The battle over aid
Sir: Why Nations Fail, the book rightly lauded in The Spectator (‘Why aid fails’, 25 January), is one of the inspirations for many of the changes this government has made in international development policy. Those changes can best be described as driving value for money through the system, tackling conflict and instability, and building prosperity. Bringing together defence, diplomacy and development — not least through the mechanism of the National Security Council — has made a significant difference to the success of British development policy. Buried in the article is the sentence: ‘We do not argue for its [the aid budget’s] reduction.’ Our development policy is about maximising the effectiveness of what we do in all the ways that this brilliant book extols.
Andrew Mitchell MP
International Development Secretary 2010–2012
Sir: Daron Acemoglu and James Robinson (25 January) argue convincingly that the UK’s international aid isn’t working. But they draw the conclusion that this is because it isn’t smart enough or targeted enough. What evidence is there that even if it were smarter, it would do any good? It is one of the great ironies that a government which believes that, at home, aid for the poor creates dependency and must be reduced nevertheless insists that, for poor people in other countries, it does not create dependency and must be increased.

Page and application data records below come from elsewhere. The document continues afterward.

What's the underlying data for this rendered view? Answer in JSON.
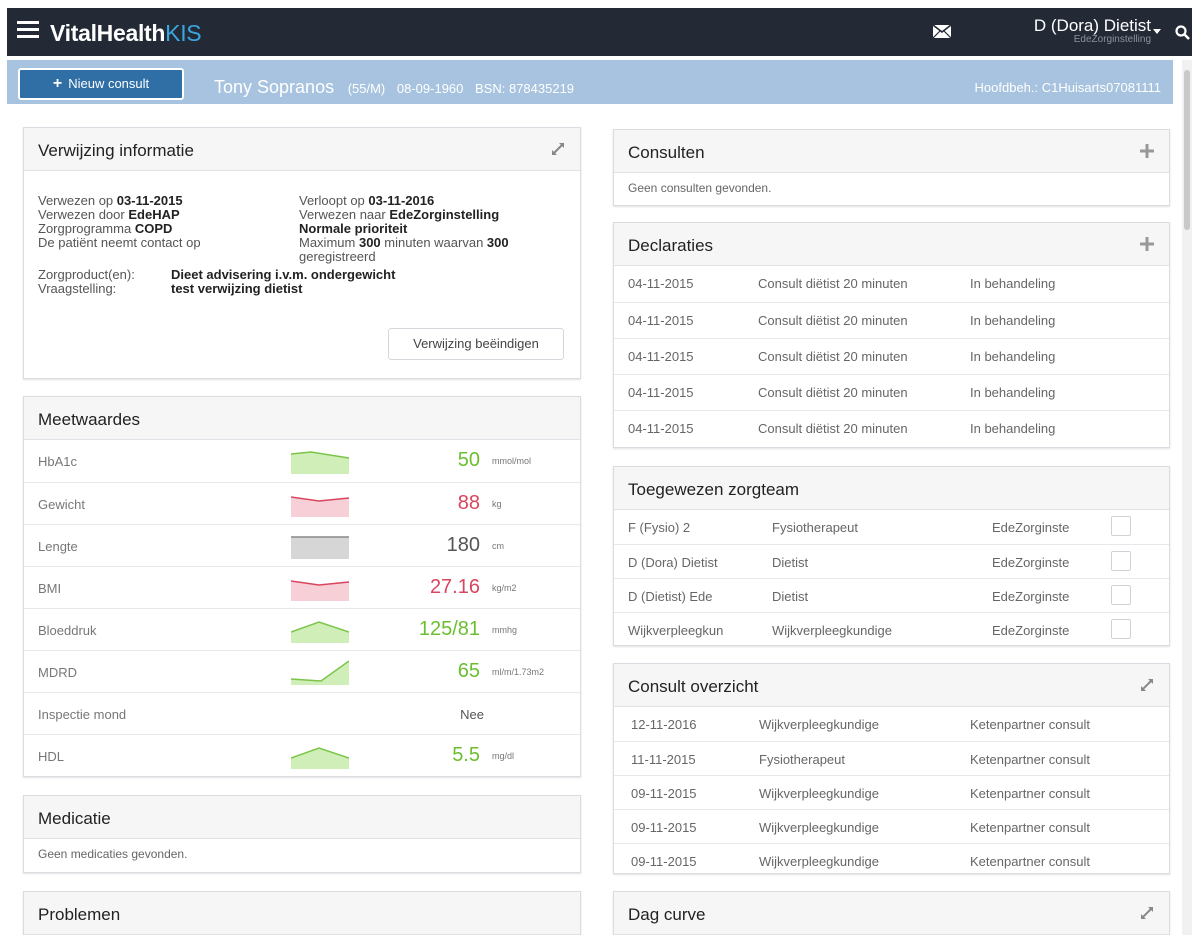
{
  "topbar": {
    "brand_main": "VitalHealth",
    "brand_accent": "KIS",
    "user_name": "D (Dora) Dietist",
    "user_org": "EdeZorginstelling",
    "icons": [
      "menu-icon",
      "mail-icon",
      "chevron-down-icon",
      "search-icon"
    ]
  },
  "patient": {
    "new_consult_label": "Nieuw consult",
    "name": "Tony Sopranos",
    "age_sex": "(55/M)",
    "dob": "08-09-1960",
    "bsn": "BSN: 878435219",
    "hoofdbehandelaar": "Hoofdbeh.: C1Huisarts07081111"
  },
  "verwijzing": {
    "title": "Verwijzing informatie",
    "verwezen_op_label": "Verwezen op",
    "verwezen_op_value": "03-11-2015",
    "verwezen_door_label": "Verwezen door",
    "verwezen_door_value": "EdeHAP",
    "zorgprogramma_label": "Zorgprogramma",
    "zorgprogramma_value": "COPD",
    "contact_text": "De patiënt neemt contact op",
    "verloopt_op_label": "Verloopt op",
    "verloopt_op_value": "03-11-2016",
    "verwezen_naar_label": "Verwezen naar",
    "verwezen_naar_value": "EdeZorginstelling",
    "prioriteit": "Normale prioriteit",
    "maximum_1": "Maximum",
    "maximum_value": "300",
    "maximum_2": "minuten waarvan",
    "maximum_reg_value": "300",
    "maximum_3": "geregistreerd",
    "zorgproduct_label": "Zorgproduct(en):",
    "zorgproduct_value": "Dieet advisering i.v.m. ondergewicht",
    "vraagstelling_label": "Vraagstelling:",
    "vraagstelling_value": "test verwijzing dietist",
    "stop_button": "Verwijzing beëindigen"
  },
  "meetwaardes": {
    "title": "Meetwaardes",
    "rows": [
      {
        "label": "HbA1c",
        "value": "50",
        "unit": "mmol/mol",
        "status": "green",
        "trend": "flat-up"
      },
      {
        "label": "Gewicht",
        "value": "88",
        "unit": "kg",
        "status": "red",
        "trend": "dip"
      },
      {
        "label": "Lengte",
        "value": "180",
        "unit": "cm",
        "status": "gray",
        "trend": "flat"
      },
      {
        "label": "BMI",
        "value": "27.16",
        "unit": "kg/m2",
        "status": "red",
        "trend": "dip"
      },
      {
        "label": "Bloeddruk",
        "value": "125/81",
        "unit": "mmhg",
        "status": "green",
        "trend": "peak"
      },
      {
        "label": "MDRD",
        "value": "65",
        "unit": "ml/m/1.73m2",
        "status": "green",
        "trend": "rise"
      },
      {
        "label": "Inspectie mond",
        "value": "Nee",
        "unit": "",
        "status": "gray",
        "trend": "none"
      },
      {
        "label": "HDL",
        "value": "5.5",
        "unit": "mg/dl",
        "status": "green",
        "trend": "peak"
      }
    ]
  },
  "medicatie": {
    "title": "Medicatie",
    "empty": "Geen medicaties gevonden."
  },
  "problemen": {
    "title": "Problemen"
  },
  "consulten": {
    "title": "Consulten",
    "empty": "Geen consulten gevonden."
  },
  "declaraties": {
    "title": "Declaraties",
    "rows": [
      {
        "date": "04-11-2015",
        "desc": "Consult diëtist 20 minuten",
        "status": "In behandeling"
      },
      {
        "date": "04-11-2015",
        "desc": "Consult diëtist 20 minuten",
        "status": "In behandeling"
      },
      {
        "date": "04-11-2015",
        "desc": "Consult diëtist 20 minuten",
        "status": "In behandeling"
      },
      {
        "date": "04-11-2015",
        "desc": "Consult diëtist 20 minuten",
        "status": "In behandeling"
      },
      {
        "date": "04-11-2015",
        "desc": "Consult diëtist 20 minuten",
        "status": "In behandeling"
      }
    ]
  },
  "zorgteam": {
    "title": "Toegewezen zorgteam",
    "rows": [
      {
        "name": "F (Fysio) 2",
        "role": "Fysiotherapeut",
        "org": "EdeZorginste"
      },
      {
        "name": "D (Dora) Dietist",
        "role": "Dietist",
        "org": "EdeZorginste"
      },
      {
        "name": "D (Dietist) Ede",
        "role": "Dietist",
        "org": "EdeZorginste"
      },
      {
        "name": "Wijkverpleegkun",
        "role": "Wijkverpleegkundige",
        "org": "EdeZorginste"
      }
    ]
  },
  "consult_overzicht": {
    "title": "Consult overzicht",
    "rows": [
      {
        "date": "12-11-2016",
        "role": "Wijkverpleegkundige",
        "type": "Ketenpartner consult"
      },
      {
        "date": "11-11-2015",
        "role": "Fysiotherapeut",
        "type": "Ketenpartner consult"
      },
      {
        "date": "09-11-2015",
        "role": "Wijkverpleegkundige",
        "type": "Ketenpartner consult"
      },
      {
        "date": "09-11-2015",
        "role": "Wijkverpleegkundige",
        "type": "Ketenpartner consult"
      },
      {
        "date": "09-11-2015",
        "role": "Wijkverpleegkundige",
        "type": "Ketenpartner consult"
      }
    ]
  },
  "dag_curve": {
    "title": "Dag curve"
  },
  "colors": {
    "topbar": "#232a36",
    "accent": "#3aa6e0",
    "patientbar": "#a7c3df",
    "button": "#2f6fa6",
    "good": "#6bbf2f",
    "bad": "#d9455f"
  }
}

New Malden, Surrey
Sir: Is The Spectator ’s cover (25 January) of two bearded, large hooked-nosed, weapon-wielding men how the publication wishes to portray a Sunni-Shia war in the Islamic world? This casual use of Middle Eastern stereotypes of both Arabs and Iranians is not new but it is certainly not helpful. Depicting Arabs and Iranians in this way risks alienating these communities further and entrenching negative stereotypes. Images matter more than words and have a major impact in how people see others.
Council for Arab-British Understanding

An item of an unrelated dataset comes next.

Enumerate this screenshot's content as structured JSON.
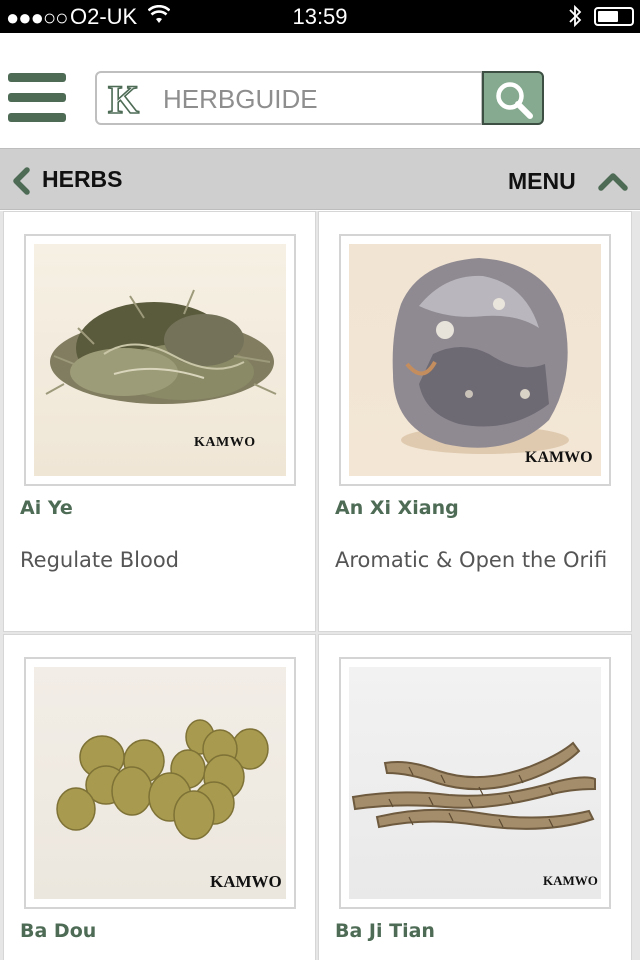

The Ward files
Sir: Michael Ward (Letters, 25 January) looks forward to seeing the conviction of his uncle, Stephen Ward, overturned when the transcript of his trial is disclosed. Recently, however, the government revealed that no transcript exists. Earlier this month the House of Lords was astonished to be told that only ‘partial records’ survive. We were also told that only one of the six files seemed to be entirely secret. I suggested that the historian Peter Hennessy should be asked to visit the files and clear up the confusion. Nothing could be done ‘for another 100 years or so’, I was informed. The establishment seems determined that Ward should continue to be denied justice.
House of Lords, London SW1
Sir: I enjoyed Clarissa Tan’s adventures in Italian alternative medicine (Florence Notebook, 25 January); the whole account reminded me gloriously of Three Men in a Boat. But if she could smell the petrol in her potion, homeopathic it was not. Homeopathy, one of the oldest and most widespread quack remedies, hides its ludicrous levels of dilution under a code, that is, ‘C’, for one in 100. Each further ‘C’ is another one-in-100 dilution, so 6C, a common dilution factor, is one in a trillion. Practically indistinguishable from plain water, and surely not scented?
The other side is worse
Sir: If Charles Moore really believes that Radio 3 is ‘babyish’ (Notes, 25 January), then he should spend a few days or even a few hours listening to its rival, Classic FM. A little exposure to broadcasters who mangle the names of the most familiar composers, and introduce the chunks of music they play as ‘smooth’ or ‘relaxing’, should convince Mr Moore of the superiority of the public service station over the commercial.
Gentlemen of polish
Sir: Alexander Chancellor tells the story of a member of the landed gentry telling him that the best way to tell a gentleman was by the condition of his footwear (Long life, 18 January). My grandfather, who died in 1940, told me something different: that you could always tell whether a man was a gentleman by observing the back of his shoes. If they were polished, he had a servant to clean them and was a gentleman. If only the fronts were polished, he had to do it himself, and was not a gentleman. Needless to say, my grandfather never cleaned either his shoes or his riding boots.
Alan Tritton CBE
Great Leighs, Essex
Drunk drivers of 1897
Sir: Barometer (25 January) says driving motorcars while drunk was not illegal until 1925. But individual prosecutions date back much earlier. In 1897, George Smith, the 25-year-old driver of an electric cab, was charged with drunk driving in Bond Street. The Autocar commented sternly, ‘This is an offence that should be very stringently dealt with, as an autocar in the hands of a drunken man is distinctly worse than a horse-drawn vehicle.’ He was fined £1.
Sir: I do not believe that Charles Saatchi is a black belt in anything, except perhaps origami. My money is on Taki.
Jeremy M.J. Havard